→ Activity
The response must consist of each line in the listing that has the word "icon" in it.
Given records START
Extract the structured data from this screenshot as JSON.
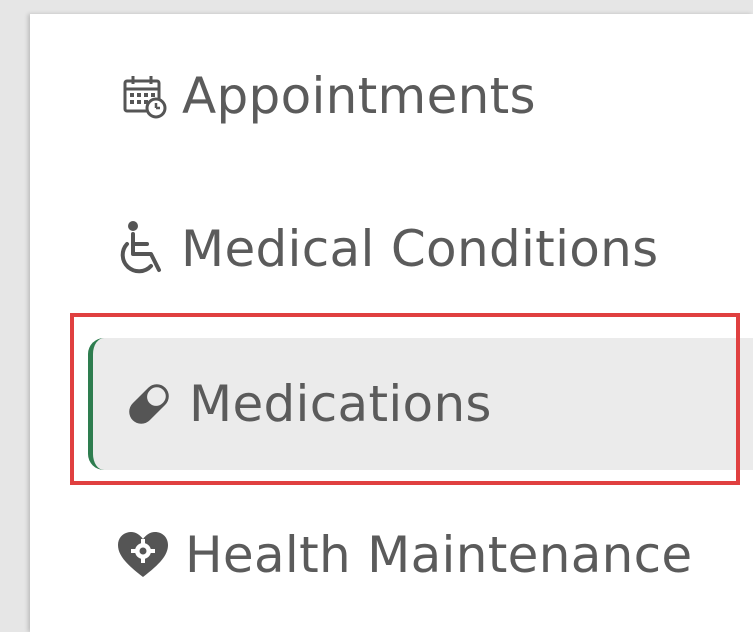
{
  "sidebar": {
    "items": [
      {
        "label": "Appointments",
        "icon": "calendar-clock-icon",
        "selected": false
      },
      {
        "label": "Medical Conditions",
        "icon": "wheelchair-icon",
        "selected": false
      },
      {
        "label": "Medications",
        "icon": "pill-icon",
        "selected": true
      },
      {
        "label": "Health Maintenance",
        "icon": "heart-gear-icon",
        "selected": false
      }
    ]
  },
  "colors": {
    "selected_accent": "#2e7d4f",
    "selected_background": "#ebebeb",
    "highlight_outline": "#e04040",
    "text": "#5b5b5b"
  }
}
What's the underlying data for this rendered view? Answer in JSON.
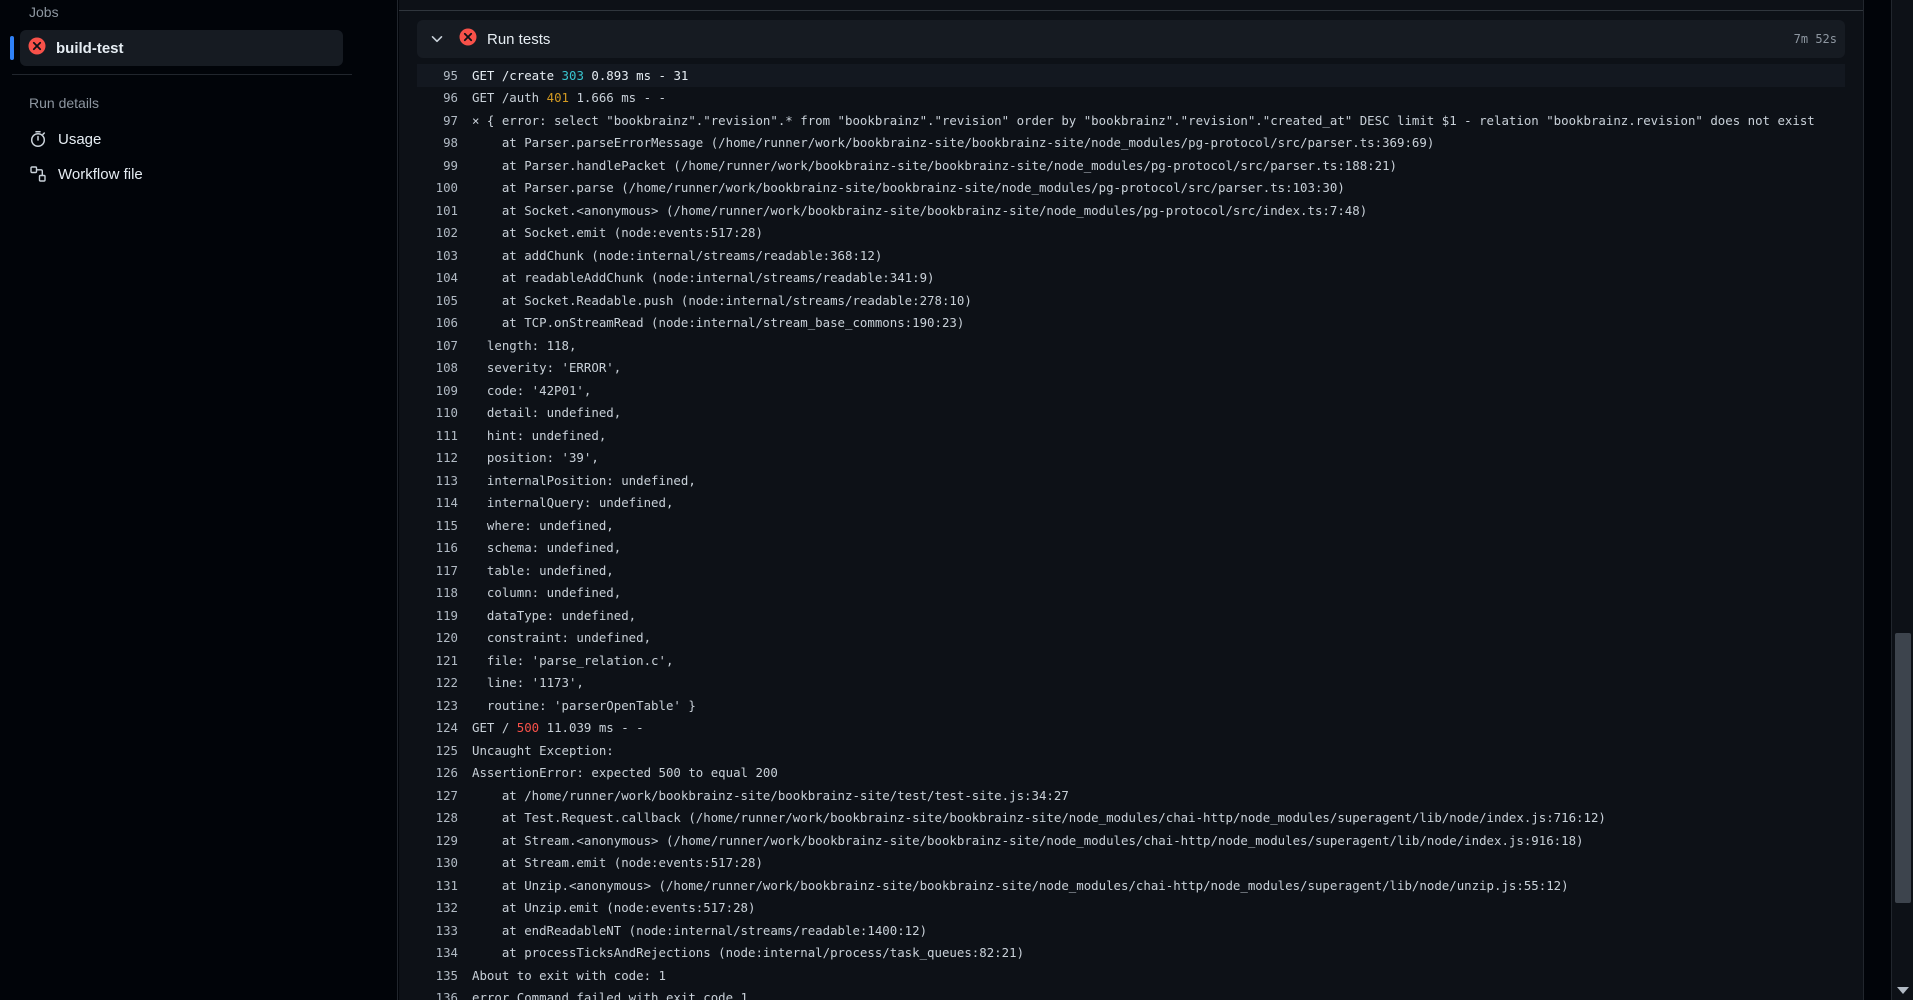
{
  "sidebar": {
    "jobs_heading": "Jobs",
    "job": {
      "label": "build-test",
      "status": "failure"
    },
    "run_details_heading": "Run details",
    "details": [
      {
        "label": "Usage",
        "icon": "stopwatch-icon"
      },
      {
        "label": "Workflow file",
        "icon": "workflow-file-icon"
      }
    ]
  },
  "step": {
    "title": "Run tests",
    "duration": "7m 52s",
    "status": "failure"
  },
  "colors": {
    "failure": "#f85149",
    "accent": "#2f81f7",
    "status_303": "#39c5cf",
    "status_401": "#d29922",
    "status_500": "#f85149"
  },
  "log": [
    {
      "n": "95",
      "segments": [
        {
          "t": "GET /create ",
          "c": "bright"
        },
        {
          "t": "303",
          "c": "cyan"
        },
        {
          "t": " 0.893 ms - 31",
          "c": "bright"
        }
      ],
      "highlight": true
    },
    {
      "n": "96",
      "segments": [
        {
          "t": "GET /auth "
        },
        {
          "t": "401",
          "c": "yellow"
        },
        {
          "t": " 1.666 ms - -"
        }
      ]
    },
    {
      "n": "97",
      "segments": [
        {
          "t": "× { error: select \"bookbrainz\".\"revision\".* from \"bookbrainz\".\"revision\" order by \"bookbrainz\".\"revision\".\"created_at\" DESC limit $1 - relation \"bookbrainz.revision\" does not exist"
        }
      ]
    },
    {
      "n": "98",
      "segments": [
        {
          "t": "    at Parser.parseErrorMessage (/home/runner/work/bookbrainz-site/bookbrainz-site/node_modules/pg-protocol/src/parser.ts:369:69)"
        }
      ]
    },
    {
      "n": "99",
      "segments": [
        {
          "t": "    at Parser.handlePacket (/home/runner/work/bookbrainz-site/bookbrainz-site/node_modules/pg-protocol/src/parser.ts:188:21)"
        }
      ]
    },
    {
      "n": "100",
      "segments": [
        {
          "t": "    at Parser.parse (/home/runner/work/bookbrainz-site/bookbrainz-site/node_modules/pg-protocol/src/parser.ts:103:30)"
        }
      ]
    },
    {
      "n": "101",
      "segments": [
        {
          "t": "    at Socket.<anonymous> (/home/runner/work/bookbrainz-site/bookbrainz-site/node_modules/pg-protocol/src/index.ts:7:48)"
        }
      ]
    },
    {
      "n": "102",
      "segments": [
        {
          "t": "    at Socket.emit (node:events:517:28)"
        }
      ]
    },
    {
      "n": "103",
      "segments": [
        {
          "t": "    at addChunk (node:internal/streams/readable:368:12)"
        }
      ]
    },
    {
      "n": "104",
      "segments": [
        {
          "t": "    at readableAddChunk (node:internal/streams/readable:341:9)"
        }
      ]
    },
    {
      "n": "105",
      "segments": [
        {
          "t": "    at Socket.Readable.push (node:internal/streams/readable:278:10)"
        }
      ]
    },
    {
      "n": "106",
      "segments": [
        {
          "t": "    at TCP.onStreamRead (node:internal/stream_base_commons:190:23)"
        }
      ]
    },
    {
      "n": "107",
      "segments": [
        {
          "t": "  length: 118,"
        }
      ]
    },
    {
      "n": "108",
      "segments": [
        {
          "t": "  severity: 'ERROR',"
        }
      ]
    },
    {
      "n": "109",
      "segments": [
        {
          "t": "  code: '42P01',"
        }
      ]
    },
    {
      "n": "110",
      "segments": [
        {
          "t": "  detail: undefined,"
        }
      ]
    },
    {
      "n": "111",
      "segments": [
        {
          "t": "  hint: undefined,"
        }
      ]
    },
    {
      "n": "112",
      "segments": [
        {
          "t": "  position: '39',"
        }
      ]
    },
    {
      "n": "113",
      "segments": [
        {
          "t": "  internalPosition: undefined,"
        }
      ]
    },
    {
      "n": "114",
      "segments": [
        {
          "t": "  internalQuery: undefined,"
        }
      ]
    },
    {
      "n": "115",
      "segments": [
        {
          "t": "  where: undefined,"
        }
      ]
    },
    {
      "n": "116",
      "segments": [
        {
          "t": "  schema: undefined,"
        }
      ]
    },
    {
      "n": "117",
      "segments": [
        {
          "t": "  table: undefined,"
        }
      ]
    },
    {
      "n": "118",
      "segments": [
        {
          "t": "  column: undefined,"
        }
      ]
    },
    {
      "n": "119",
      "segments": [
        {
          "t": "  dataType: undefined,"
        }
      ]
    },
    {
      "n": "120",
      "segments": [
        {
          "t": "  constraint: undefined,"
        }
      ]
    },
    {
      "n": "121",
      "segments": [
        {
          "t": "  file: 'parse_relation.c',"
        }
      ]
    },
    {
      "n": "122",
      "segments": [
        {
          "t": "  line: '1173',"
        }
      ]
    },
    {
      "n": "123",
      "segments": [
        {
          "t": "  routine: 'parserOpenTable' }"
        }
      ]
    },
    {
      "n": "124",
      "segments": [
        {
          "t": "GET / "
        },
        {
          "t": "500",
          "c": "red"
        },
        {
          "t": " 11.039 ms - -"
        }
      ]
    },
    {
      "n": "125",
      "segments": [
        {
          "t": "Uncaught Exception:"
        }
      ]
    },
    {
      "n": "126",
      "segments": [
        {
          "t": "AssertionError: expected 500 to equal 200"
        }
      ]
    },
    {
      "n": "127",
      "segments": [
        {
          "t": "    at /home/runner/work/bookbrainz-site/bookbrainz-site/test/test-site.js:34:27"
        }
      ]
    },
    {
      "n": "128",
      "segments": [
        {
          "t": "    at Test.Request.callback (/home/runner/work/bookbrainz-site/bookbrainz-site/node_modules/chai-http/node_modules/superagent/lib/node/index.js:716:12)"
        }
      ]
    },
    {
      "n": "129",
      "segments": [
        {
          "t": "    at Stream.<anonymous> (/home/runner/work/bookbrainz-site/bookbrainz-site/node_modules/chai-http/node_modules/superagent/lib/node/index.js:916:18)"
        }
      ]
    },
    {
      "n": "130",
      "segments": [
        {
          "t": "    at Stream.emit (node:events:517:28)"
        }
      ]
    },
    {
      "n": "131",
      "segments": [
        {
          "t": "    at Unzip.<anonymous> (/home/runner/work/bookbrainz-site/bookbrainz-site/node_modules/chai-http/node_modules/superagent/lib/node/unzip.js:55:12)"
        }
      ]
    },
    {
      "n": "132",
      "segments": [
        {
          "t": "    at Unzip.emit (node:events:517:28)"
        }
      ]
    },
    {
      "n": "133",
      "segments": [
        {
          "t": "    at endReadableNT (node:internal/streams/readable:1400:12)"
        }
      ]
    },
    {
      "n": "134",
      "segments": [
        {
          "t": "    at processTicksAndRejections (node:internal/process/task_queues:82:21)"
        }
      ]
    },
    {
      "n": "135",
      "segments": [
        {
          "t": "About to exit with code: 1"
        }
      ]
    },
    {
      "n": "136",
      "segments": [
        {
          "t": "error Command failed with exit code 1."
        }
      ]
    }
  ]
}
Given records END
→ Reply to the exercise
        "icon": "calendar-clock-icon",
        "icon": "wheelchair-icon",
        "icon": "pill-icon",
        "icon": "heart-gear-icon",
        "icon": "stopwatch-icon"
        "icon": "workflow-file-icon"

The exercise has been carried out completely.